The P/E ratio measures the market value of a stock compared to the company's earnings. The P/E ratio reflects what the market is willing to pay today for a stock based on its past or future earnings. However, the P/E ratio can mislead investors, because past earnings do not guarantee future earnings will be the same. Likewise, projected earnings may not come to fruition.

### Key Takeaways

- The price-to-earnings (P/E) ratio measures a company's market price compared to its earnings. It shows what the market is willing to pay today for a stock based on a company's past or future earnings.
- A company's P/E ratio can be benchmarked against other stocks in the same industry or the S&P 500 Index.
- This helps show whether a stock is overvalued or undervalued.

#### The Price To Earnings Ratio Explained

## Components of P/E Ratio

### Market Price

- The prevailing market price of a stock represents the "P" in P/E ratio.
- Stock price is determined by supply and demand in the market.

### Earnings per Share

- Earnings per share (EPS) is the amount of profit allocated to each share of a company's common stock.
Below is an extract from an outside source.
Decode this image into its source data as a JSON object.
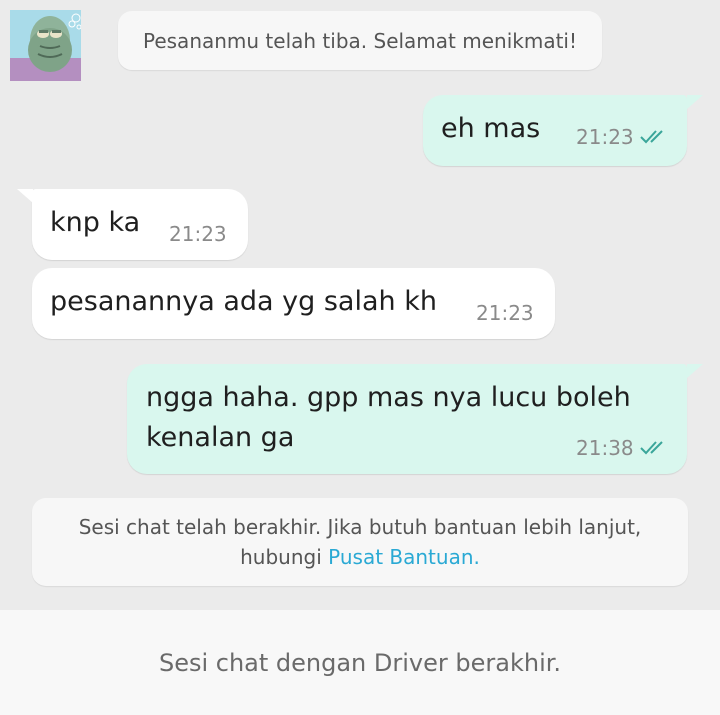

EPS is the portion of net income that would be earned per share if all profits were distributed to shareholders. Analysts and investors use EPS to establish a company's financial strength.
- EPS represents the "E" in P/E ratio, where EPS = earnings ÷ total shares outstanding.
- As long as a company has positive earnings, the P/E ratio can be calculated. A company that is losing money has no P/E ratio.
- EPS is often taken from a company's last four quarters of financial results, or the trailing 12 months (TTM), and is called the trailing EPS. However, EPS can also be taken from future earnings forecast over the coming four quarters, which is called the forward EPS.

As a result, a company will have more than one P/E ratio, and investors must be careful to compare the same P/E when evaluating and comparing different stocks.

No single ratio will tell an investor everything they need to know about a stock. Investors should use a variety of financial ratios to assess the value of a stock.

## Calculating P/E Ratio

To calculate a company’s P/E ratio, we use the following formula:

$\text{P/E Ratio}=\frac{\text{Price per Share}}{\text{Earnings per Share}}$

## Example of P/E Ratio: Comparing Bank of America and JPMorgan Chase

Bank of America Corporation (BAC) closed 2017 with the following:

**Stock Price**= $29.52**Diluted EPS**= $1.56**P/E**= 18.92 or $29.52 ÷ $1.56

In other words, Bank of America traded at roughly 19x trailing earnings. However, the 18.92 P/E multiple by itself isn't helpful unless you have something to compare it with, such as the stock's industry group, a benchmark index, or Bank of America's historical P/E range.

Bank of America's P/E at 19x was slightly higher than the S&P 500, which over time trades at about 15x trailing earnings.

To compare Bank of America's P/E to a peer, we calculate the P/E for JPMorgan Chase & Co. (JPM) as of the end of 2017.

**Stock Price**= $106.94**Diluted EPS**= $6.31**P/E**= 16.94

When you compare Bank of America's P/E of almost 19x to JPMorgan's P/E of roughly 17x, Bank of America stock does not appear as overvalued as it did when compared with the average P/E of 15 for the S&P 500. Bank of America's higher P/E ratio might mean investors expected higher earnings growth in the future compared to JPMorgan and the overall market.

However, no single ratio can tell you all you need to know about a stock. Before investing, it is wise to use a variety of financial ratios to determine whether a stock is fairly valued and whether a company's financial health justifies its stock valuation.